● **Dataset records**:

== Segment start ==

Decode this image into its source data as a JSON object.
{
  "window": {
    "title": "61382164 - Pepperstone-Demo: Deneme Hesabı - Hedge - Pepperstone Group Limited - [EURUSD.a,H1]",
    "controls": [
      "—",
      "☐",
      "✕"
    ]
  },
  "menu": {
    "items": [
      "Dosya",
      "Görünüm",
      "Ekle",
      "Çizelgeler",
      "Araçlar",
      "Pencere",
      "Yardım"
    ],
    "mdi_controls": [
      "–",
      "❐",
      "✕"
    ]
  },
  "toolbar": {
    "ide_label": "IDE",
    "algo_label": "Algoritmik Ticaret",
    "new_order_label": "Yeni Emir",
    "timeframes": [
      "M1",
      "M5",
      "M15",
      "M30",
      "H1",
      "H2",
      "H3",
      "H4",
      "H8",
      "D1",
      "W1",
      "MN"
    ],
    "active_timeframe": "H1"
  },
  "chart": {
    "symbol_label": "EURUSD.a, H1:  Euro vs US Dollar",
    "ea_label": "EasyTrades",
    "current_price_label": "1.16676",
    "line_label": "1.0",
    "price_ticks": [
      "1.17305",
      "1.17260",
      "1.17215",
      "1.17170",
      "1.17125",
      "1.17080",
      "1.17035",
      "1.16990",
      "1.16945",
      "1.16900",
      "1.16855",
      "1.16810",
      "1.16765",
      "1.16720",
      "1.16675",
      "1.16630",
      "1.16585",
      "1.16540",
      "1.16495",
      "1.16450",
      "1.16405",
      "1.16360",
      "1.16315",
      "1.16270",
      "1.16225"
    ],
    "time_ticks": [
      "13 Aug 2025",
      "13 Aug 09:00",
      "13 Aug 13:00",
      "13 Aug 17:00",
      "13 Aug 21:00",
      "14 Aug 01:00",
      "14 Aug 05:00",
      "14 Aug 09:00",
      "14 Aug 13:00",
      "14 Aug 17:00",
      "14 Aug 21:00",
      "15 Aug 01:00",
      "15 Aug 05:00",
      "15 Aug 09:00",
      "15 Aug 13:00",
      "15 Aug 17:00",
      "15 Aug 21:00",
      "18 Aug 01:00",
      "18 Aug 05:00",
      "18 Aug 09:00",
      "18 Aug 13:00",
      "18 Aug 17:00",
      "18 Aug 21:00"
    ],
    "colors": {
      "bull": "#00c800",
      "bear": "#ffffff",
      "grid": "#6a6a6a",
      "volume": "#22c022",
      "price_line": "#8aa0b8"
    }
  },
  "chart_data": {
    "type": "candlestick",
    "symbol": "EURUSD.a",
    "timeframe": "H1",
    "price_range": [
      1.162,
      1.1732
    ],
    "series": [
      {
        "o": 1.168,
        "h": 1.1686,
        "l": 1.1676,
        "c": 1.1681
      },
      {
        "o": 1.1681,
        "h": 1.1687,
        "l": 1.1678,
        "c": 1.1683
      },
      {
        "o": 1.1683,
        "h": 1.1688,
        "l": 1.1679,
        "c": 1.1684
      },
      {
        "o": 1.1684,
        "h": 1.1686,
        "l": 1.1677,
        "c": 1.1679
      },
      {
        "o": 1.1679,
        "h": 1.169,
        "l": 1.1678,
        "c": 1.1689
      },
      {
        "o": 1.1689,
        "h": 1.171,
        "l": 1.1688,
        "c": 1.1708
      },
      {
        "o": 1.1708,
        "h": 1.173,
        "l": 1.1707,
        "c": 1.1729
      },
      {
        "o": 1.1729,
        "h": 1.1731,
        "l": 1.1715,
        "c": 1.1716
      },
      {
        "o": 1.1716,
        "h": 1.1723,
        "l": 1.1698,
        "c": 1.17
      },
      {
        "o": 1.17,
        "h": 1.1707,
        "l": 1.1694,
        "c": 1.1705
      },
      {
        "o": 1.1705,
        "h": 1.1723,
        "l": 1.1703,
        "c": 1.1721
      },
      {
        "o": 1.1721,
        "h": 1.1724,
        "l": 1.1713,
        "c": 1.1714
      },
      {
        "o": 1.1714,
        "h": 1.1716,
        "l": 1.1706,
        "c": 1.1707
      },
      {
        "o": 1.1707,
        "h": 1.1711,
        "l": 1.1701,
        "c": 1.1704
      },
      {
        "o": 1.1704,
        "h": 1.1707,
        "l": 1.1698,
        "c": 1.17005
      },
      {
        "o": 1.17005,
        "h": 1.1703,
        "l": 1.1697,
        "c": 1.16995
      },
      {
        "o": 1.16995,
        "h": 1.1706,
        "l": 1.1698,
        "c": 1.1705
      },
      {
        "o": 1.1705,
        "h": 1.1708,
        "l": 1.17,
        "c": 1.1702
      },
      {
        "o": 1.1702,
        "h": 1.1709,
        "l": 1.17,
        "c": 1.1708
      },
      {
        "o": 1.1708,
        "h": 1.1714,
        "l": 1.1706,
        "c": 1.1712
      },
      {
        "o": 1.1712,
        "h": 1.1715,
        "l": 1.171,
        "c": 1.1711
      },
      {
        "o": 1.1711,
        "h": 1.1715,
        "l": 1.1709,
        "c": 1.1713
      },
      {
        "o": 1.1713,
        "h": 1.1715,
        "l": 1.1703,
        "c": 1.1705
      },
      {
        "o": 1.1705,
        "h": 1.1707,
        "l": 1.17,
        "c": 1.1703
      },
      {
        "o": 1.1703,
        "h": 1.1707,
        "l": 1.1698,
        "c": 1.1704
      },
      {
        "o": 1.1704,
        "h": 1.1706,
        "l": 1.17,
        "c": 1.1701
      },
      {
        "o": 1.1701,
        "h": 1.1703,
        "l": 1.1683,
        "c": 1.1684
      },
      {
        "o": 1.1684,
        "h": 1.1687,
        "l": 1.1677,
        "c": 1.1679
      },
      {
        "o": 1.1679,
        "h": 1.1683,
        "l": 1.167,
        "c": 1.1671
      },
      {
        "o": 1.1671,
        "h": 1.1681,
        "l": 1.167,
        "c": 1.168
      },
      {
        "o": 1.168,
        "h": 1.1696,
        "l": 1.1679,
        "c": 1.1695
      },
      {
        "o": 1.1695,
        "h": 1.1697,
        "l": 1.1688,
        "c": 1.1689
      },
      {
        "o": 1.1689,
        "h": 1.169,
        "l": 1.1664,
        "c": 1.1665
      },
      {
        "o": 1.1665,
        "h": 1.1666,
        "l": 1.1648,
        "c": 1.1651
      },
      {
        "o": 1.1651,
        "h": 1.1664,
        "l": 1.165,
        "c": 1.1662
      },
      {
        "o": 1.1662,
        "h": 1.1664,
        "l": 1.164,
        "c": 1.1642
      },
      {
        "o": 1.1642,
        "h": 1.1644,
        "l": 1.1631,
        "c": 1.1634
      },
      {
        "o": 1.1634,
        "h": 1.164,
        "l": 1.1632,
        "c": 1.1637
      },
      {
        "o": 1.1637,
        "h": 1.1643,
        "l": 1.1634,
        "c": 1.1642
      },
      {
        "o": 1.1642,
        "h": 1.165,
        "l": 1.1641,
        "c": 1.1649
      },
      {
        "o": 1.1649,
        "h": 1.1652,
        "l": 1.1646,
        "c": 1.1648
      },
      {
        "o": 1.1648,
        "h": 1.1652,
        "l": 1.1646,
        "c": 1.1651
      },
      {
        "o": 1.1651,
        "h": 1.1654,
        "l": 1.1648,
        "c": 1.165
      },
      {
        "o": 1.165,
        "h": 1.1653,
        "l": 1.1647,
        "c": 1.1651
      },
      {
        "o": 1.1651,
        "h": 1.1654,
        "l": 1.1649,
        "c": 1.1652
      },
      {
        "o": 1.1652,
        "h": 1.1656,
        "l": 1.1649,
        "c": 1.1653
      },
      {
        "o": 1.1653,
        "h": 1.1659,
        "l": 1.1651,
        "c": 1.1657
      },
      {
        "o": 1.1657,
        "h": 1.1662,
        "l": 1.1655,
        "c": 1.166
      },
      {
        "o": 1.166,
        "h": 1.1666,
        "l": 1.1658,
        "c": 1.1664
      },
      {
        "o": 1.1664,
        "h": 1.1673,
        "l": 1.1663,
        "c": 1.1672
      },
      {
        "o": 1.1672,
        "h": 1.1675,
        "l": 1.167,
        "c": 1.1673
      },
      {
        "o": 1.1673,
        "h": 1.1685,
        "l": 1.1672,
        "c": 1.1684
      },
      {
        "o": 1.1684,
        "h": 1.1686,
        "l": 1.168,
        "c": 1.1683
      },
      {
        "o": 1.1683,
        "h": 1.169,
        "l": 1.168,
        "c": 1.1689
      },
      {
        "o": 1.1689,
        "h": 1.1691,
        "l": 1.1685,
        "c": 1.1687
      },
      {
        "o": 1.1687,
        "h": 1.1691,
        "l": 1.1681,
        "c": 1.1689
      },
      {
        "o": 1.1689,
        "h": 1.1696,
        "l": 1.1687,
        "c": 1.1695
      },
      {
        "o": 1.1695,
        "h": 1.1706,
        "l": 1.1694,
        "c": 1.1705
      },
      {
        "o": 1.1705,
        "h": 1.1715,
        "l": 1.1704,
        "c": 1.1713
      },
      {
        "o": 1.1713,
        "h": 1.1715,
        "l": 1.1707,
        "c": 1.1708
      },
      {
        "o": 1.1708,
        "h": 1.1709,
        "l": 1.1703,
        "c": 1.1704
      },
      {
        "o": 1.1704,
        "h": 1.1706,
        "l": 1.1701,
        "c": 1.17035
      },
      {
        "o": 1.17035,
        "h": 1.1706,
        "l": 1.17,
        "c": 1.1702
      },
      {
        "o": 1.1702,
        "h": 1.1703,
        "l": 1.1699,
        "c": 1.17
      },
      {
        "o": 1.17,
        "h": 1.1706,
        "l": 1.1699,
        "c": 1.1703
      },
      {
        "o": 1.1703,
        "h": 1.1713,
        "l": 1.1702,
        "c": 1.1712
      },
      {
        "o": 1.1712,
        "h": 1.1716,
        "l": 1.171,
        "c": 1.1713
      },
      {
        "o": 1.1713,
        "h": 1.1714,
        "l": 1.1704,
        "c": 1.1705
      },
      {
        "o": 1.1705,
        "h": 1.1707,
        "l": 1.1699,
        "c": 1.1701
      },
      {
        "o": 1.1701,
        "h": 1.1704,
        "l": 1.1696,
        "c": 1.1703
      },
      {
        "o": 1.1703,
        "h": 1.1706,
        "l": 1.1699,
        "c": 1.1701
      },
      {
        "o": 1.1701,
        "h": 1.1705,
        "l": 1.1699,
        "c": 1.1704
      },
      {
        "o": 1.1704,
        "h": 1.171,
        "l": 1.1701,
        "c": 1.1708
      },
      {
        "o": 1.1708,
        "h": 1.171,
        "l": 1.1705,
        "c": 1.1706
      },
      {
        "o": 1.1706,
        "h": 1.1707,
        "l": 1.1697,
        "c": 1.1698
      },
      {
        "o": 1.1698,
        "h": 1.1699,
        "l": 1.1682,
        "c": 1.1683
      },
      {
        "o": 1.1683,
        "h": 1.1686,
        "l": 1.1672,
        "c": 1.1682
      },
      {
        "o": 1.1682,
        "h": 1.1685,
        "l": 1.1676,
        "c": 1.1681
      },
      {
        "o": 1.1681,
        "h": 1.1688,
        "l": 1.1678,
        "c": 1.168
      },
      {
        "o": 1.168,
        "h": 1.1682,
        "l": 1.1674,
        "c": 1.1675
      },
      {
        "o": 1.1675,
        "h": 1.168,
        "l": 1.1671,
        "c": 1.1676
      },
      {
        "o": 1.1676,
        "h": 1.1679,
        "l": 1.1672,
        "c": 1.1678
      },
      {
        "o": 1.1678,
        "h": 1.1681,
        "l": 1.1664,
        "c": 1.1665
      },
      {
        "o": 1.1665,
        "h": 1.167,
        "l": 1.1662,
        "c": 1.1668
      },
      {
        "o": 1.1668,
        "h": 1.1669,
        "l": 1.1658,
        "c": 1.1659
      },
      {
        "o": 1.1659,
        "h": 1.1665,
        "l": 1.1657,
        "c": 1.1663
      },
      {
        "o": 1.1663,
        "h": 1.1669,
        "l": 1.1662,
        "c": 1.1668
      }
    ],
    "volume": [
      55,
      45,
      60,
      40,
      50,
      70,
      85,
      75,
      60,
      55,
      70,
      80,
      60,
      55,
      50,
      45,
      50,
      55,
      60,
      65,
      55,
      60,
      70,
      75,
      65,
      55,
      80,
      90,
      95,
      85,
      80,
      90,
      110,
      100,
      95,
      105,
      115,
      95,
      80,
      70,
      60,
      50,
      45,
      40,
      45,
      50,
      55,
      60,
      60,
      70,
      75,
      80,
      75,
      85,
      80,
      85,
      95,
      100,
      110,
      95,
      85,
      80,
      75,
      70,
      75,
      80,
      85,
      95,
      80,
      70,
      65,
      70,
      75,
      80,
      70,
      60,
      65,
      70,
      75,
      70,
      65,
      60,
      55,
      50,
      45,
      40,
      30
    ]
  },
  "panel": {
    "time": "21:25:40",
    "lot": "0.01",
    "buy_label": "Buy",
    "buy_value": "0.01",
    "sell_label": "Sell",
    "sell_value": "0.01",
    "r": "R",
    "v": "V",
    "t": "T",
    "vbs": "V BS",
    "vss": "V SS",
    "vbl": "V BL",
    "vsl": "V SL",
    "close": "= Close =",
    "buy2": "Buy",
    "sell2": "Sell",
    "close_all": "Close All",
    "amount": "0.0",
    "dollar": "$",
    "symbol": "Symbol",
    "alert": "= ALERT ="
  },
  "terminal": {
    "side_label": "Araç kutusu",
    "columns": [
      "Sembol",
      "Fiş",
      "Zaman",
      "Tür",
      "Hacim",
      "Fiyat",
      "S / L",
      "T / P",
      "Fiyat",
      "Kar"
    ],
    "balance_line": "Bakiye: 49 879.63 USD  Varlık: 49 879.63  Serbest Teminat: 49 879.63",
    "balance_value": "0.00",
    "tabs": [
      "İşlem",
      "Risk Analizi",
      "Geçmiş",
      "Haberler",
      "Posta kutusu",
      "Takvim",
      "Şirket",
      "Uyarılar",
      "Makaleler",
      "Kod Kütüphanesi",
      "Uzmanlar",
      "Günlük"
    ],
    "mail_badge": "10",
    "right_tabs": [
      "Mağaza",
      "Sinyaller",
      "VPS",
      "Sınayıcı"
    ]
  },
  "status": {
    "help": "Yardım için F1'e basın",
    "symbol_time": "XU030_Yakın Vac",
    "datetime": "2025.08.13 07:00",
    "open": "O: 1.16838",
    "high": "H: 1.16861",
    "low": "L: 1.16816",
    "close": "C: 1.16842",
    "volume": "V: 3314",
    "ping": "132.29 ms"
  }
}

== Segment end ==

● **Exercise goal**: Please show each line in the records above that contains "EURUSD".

● **Final answer**:
    "title": "61382164 - Pepperstone-Demo: Deneme Hesabı - Hedge - Pepperstone Group Limited - [EURUSD.a,H1]",
    "symbol_label": "EURUSD.a, H1:  Euro vs US Dollar",
    "symbol": "EURUSD.a",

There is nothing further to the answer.